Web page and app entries
-----

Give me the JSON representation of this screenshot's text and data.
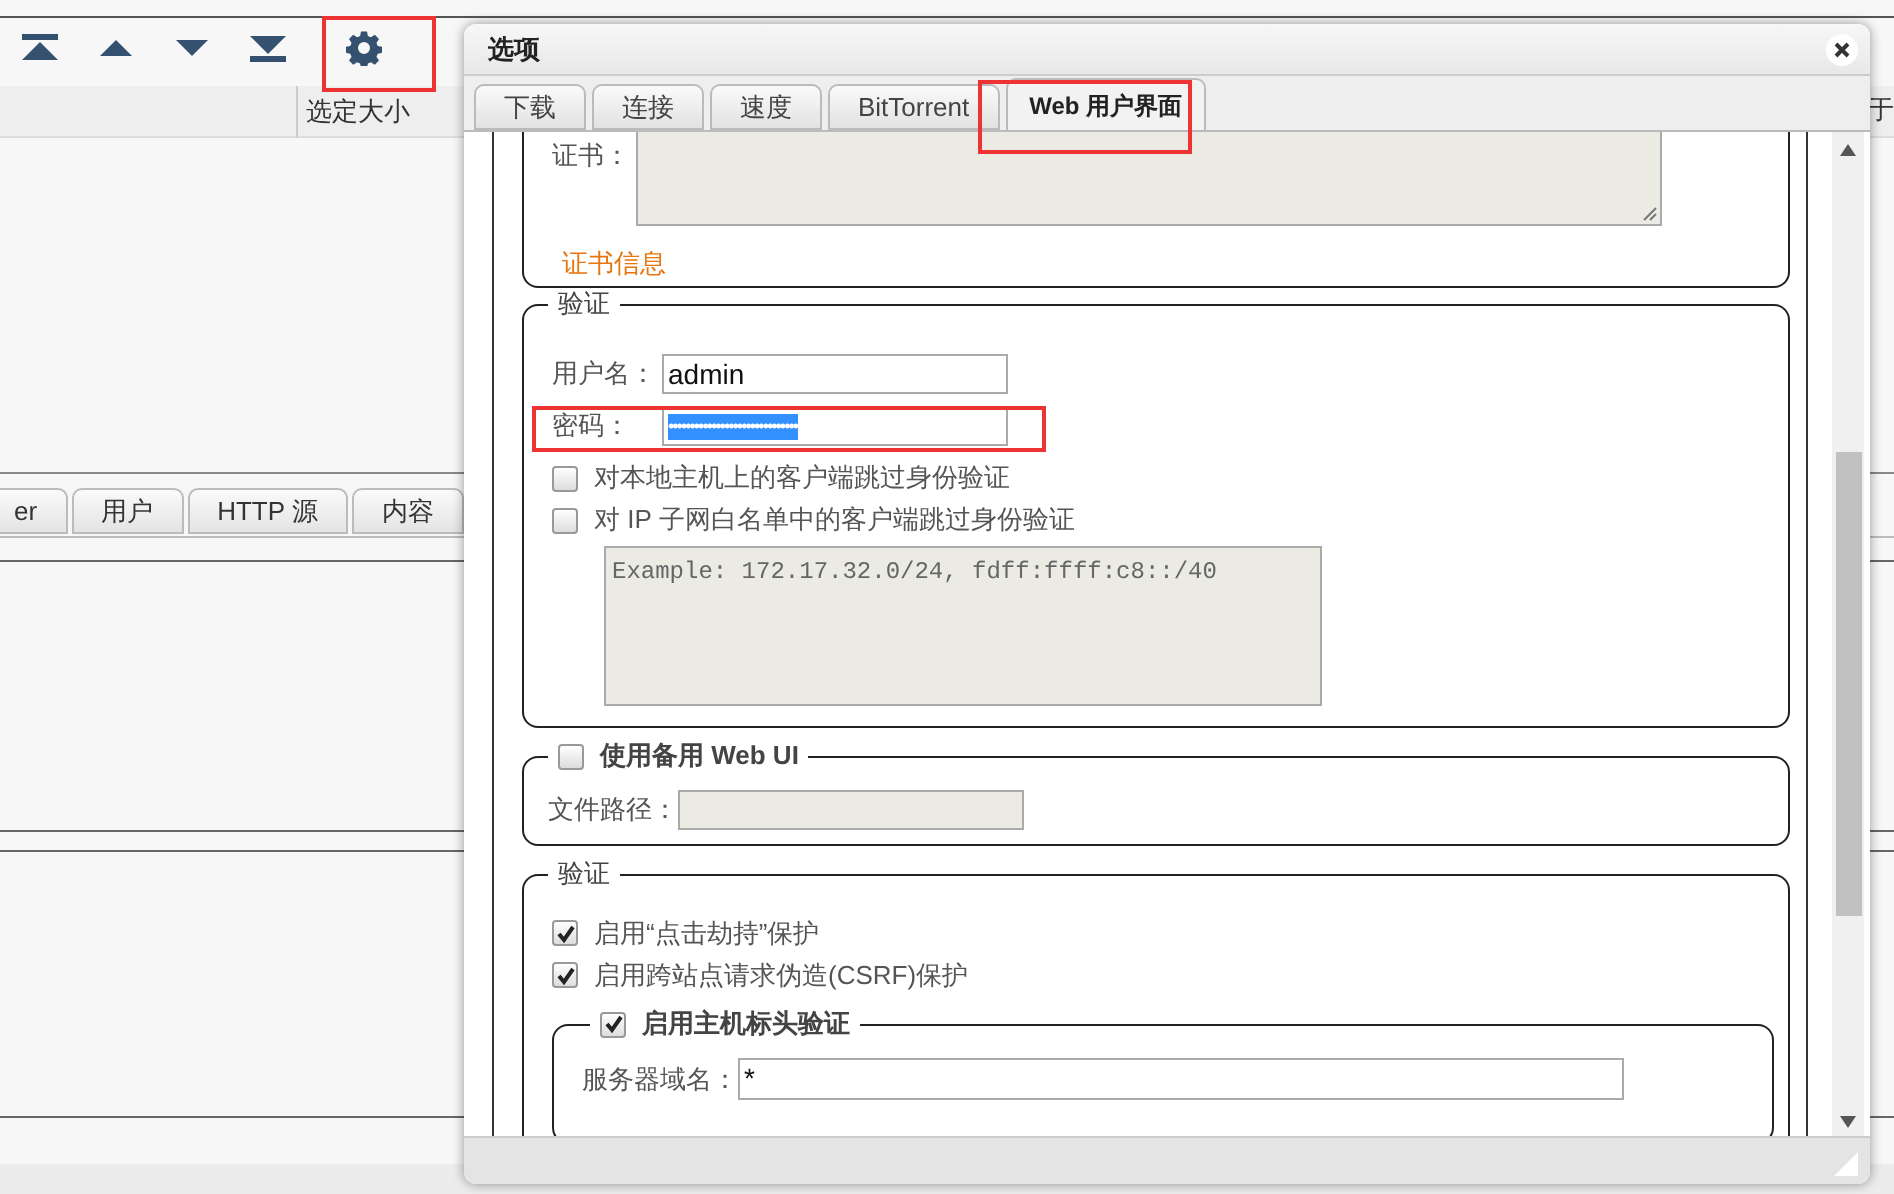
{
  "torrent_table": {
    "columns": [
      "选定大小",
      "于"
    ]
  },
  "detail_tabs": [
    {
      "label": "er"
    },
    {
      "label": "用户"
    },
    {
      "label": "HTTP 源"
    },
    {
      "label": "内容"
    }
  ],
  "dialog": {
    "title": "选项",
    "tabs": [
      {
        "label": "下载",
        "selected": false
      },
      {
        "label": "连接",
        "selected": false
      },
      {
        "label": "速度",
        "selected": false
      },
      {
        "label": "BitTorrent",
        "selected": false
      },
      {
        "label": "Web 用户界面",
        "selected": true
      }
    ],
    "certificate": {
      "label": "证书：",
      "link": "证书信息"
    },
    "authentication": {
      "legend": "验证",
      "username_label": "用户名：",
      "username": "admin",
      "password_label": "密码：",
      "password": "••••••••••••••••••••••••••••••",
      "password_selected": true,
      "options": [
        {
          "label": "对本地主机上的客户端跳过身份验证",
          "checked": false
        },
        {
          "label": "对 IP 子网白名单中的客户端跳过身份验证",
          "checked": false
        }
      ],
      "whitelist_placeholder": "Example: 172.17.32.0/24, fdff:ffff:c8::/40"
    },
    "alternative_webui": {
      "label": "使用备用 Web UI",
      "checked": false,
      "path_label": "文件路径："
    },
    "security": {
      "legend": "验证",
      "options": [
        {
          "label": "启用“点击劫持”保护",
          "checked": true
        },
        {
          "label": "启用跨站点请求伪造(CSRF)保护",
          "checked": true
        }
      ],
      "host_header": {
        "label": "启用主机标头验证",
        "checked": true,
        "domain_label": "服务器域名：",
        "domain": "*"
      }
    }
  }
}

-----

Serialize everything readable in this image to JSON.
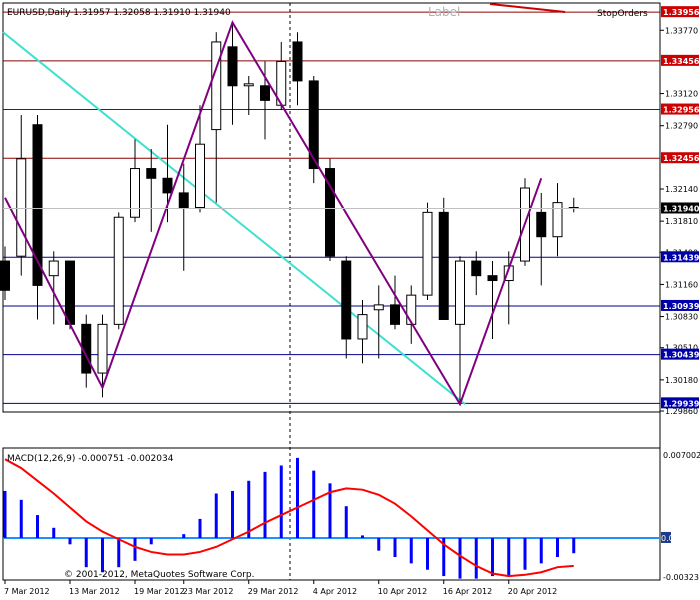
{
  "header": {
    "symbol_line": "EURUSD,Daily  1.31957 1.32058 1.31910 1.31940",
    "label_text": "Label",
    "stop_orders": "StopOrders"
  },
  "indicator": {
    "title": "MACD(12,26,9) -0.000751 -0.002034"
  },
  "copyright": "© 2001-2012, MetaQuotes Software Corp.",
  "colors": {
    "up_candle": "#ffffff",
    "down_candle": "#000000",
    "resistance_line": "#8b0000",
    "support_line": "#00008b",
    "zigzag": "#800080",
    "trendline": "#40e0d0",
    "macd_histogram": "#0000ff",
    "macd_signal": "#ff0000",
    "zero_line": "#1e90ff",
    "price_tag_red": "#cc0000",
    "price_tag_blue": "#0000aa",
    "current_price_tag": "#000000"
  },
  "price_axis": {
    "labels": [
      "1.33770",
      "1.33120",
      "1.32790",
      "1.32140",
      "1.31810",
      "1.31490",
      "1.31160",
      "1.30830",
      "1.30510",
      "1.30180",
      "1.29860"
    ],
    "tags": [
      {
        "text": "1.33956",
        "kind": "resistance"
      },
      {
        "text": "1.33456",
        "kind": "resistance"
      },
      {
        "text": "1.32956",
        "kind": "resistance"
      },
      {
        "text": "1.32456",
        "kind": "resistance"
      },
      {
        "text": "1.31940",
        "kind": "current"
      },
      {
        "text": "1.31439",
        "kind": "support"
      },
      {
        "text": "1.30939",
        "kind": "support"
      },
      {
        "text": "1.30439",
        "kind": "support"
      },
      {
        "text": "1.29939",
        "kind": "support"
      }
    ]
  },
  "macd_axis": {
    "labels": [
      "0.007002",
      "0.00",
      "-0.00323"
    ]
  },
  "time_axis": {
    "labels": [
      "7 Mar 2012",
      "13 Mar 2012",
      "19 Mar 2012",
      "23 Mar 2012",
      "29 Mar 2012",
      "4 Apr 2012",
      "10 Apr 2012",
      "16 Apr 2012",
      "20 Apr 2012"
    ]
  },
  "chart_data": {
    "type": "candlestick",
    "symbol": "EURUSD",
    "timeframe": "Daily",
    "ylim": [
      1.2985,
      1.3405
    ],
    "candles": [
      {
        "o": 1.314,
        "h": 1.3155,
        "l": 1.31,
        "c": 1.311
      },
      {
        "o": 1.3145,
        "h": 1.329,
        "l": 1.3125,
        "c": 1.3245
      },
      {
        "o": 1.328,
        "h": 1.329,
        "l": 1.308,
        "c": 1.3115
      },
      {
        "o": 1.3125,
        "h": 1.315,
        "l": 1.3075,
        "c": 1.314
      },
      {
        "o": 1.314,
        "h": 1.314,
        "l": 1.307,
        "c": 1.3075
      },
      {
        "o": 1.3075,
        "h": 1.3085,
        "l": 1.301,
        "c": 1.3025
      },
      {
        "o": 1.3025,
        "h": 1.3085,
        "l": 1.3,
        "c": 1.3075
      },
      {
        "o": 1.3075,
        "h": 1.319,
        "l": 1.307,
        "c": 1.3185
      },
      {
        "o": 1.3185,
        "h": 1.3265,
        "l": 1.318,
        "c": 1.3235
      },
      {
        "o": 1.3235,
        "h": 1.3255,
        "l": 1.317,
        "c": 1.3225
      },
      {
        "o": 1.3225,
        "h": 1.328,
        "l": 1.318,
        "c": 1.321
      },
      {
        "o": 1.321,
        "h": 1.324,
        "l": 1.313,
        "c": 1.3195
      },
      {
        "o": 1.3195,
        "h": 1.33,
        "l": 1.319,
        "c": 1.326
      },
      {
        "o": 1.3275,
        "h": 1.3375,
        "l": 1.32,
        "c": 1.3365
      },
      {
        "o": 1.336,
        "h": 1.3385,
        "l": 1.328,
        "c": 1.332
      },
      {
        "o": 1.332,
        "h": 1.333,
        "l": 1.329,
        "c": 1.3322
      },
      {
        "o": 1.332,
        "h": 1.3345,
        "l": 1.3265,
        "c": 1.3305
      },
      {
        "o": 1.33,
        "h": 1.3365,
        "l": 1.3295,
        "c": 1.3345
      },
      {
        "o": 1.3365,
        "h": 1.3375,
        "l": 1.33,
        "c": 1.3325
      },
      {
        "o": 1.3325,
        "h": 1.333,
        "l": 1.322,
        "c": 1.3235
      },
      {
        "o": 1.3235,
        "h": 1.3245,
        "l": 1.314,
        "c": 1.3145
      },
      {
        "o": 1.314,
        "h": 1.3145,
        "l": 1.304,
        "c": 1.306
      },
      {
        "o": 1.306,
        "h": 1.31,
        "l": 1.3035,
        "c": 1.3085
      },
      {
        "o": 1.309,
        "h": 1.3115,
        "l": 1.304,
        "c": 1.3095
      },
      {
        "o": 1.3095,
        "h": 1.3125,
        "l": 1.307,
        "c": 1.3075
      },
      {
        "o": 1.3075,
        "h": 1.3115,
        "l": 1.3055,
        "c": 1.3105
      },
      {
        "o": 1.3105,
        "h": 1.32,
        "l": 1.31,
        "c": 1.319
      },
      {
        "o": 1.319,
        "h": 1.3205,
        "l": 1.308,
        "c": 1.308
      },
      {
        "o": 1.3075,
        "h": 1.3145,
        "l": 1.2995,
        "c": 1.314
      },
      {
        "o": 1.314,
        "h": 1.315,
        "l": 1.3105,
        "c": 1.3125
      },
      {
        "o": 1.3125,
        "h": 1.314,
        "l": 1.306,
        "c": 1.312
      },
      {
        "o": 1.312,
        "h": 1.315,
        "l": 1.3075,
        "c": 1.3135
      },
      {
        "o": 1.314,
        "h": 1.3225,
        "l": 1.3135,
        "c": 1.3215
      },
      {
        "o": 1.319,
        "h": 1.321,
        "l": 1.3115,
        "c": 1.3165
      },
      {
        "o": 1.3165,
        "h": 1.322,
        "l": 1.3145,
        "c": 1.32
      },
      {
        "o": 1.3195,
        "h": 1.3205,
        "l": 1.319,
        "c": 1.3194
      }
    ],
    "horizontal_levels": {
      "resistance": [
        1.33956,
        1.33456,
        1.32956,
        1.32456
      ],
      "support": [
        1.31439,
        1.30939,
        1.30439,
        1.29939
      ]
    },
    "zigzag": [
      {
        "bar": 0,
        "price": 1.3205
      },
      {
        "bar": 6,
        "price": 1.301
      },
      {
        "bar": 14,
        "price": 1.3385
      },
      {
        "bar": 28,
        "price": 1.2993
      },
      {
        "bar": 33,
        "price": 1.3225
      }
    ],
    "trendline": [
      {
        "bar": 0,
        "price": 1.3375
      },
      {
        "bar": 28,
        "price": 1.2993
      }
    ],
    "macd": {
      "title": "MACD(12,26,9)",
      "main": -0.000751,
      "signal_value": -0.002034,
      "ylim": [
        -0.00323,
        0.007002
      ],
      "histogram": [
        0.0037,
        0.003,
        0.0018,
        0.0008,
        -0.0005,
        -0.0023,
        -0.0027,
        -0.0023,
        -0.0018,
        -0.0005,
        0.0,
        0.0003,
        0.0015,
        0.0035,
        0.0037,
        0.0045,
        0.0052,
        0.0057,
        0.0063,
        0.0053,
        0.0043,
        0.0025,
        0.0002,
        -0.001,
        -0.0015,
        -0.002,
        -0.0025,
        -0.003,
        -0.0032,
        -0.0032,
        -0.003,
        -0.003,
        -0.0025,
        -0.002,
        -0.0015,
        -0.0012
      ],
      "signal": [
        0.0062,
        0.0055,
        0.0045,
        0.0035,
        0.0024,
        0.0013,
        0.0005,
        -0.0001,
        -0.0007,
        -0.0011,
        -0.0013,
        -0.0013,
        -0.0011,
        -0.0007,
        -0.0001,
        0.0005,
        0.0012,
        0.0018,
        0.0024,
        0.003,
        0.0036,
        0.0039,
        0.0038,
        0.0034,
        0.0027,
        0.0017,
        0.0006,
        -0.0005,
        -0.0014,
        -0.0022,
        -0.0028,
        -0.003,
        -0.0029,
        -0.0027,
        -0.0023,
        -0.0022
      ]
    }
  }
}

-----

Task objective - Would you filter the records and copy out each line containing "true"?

Written solution -
        "selected": true
      "password_selected": true,
          "checked": true
          "checked": true
        "checked": true,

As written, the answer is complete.